Ralston is an under-rated destination, diluted in a sea of amazing backcountry zones in the South Lake area. However, this massive east-west ridgeline provides weeks worth of exploration hidden at first glance. Nearby skiers at Sierra-at-Tahoe can look right at it’s south facing slope, but just over the ridge, Ralston’s north face hold many secrets. A series of bowls drop one after the other along this north face, with increasing tree cover towards Talking Mountain to the east. The westernmost bowls are true above tree-line terrain with fun undulating powder fields. These open bowls see serious wind loading near the ridgeline, and huge natural slides have gone in the past. Dropping back towards highway 50, an enormous south face provides copious corn skiing and simple navigation. A mellow and less committing option is Ralston’s southwest glades. Although not the ideal powder aspect, this run affords straightforward navigation towards Ralston’s summit from the Sierra Pines Rd parking option.

Skinning with Mt Ralston in the backgroundNorth Bowls of RalstonFace of Ralston

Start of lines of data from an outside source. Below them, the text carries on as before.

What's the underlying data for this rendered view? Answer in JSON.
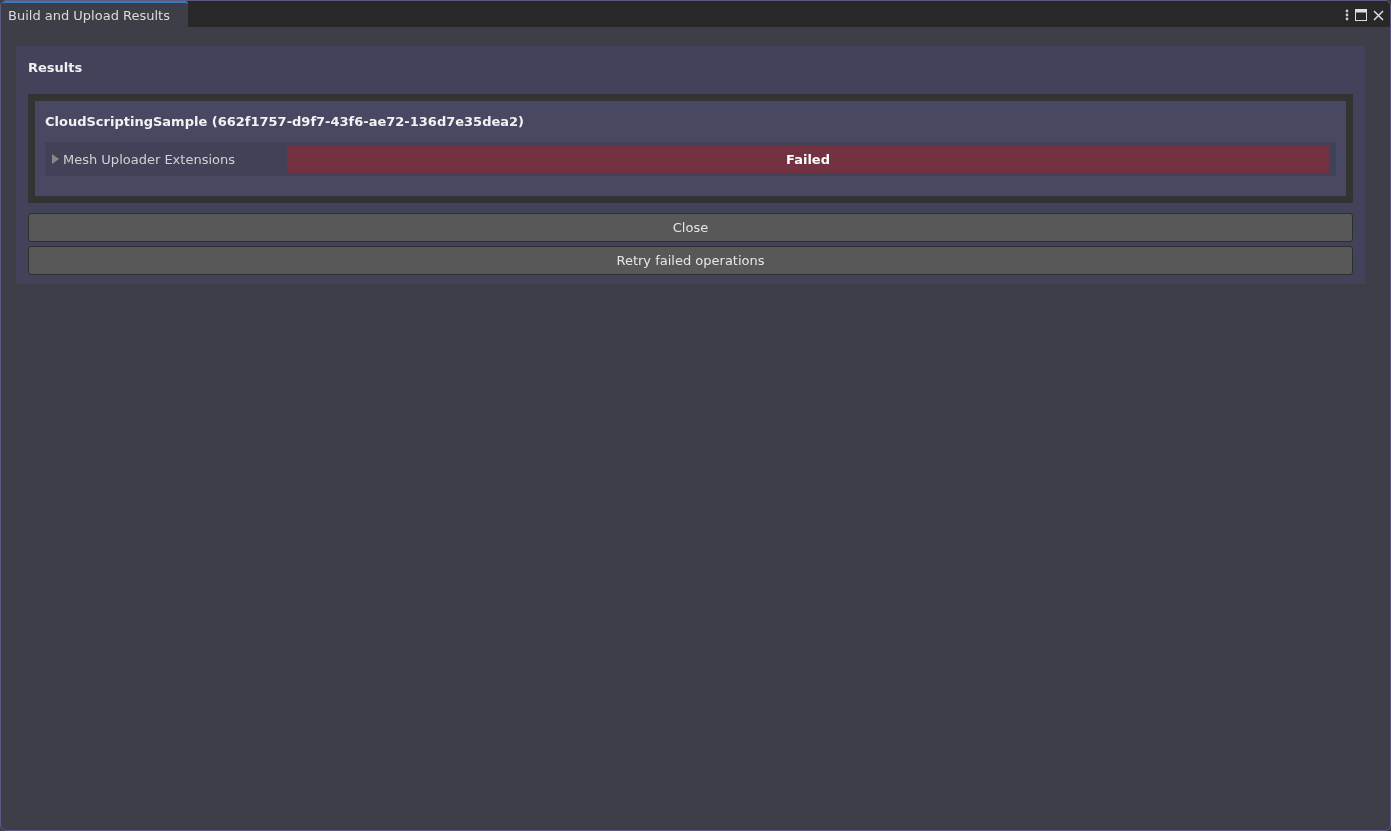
{
  "window": {
    "tab": {
      "label": "Build and Upload Results",
      "selected": true
    }
  },
  "results": {
    "title": "Results",
    "projects": [
      {
        "title": "CloudScriptingSample (662f1757-d9f7-43f6-ae72-136d7e35dea2)",
        "operations": [
          {
            "name": "Mesh Uploader Extensions",
            "expanded": false,
            "kind": "failed",
            "status_label": "Failed"
          }
        ]
      }
    ]
  },
  "buttons": [
    "Close",
    "Retry failed operations"
  ]
}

Because Ralston is a long ridgeline paralleling highway 50, there are a few parking options depending on what your objective is. The most direct parking option for bagging Ralston’s summit and the Southwest glades is in (or near) a small neighborhood off Sierra Pines Road. Keep in mind that although this is most direct, ticketing/towing is possible and parking here is not entirely recommended. Use common sense and park somewhere that won’t interfere with snow removal or the residents. Numerous pullouts on both sides of highway 50 near the Sierra-at-Tahoe entrance road provide more legitimate parking options, and are more direct for accessing Ralston’s southern aspects. From the “Y” in South Lake Tahoe, drive 12 miles on highway 50 to the Sierra-at-Tahoe entrance and find one of the many pullouts, either to the west or east of this road. Continue another 2 miles west for Sierra Pines Road on the right.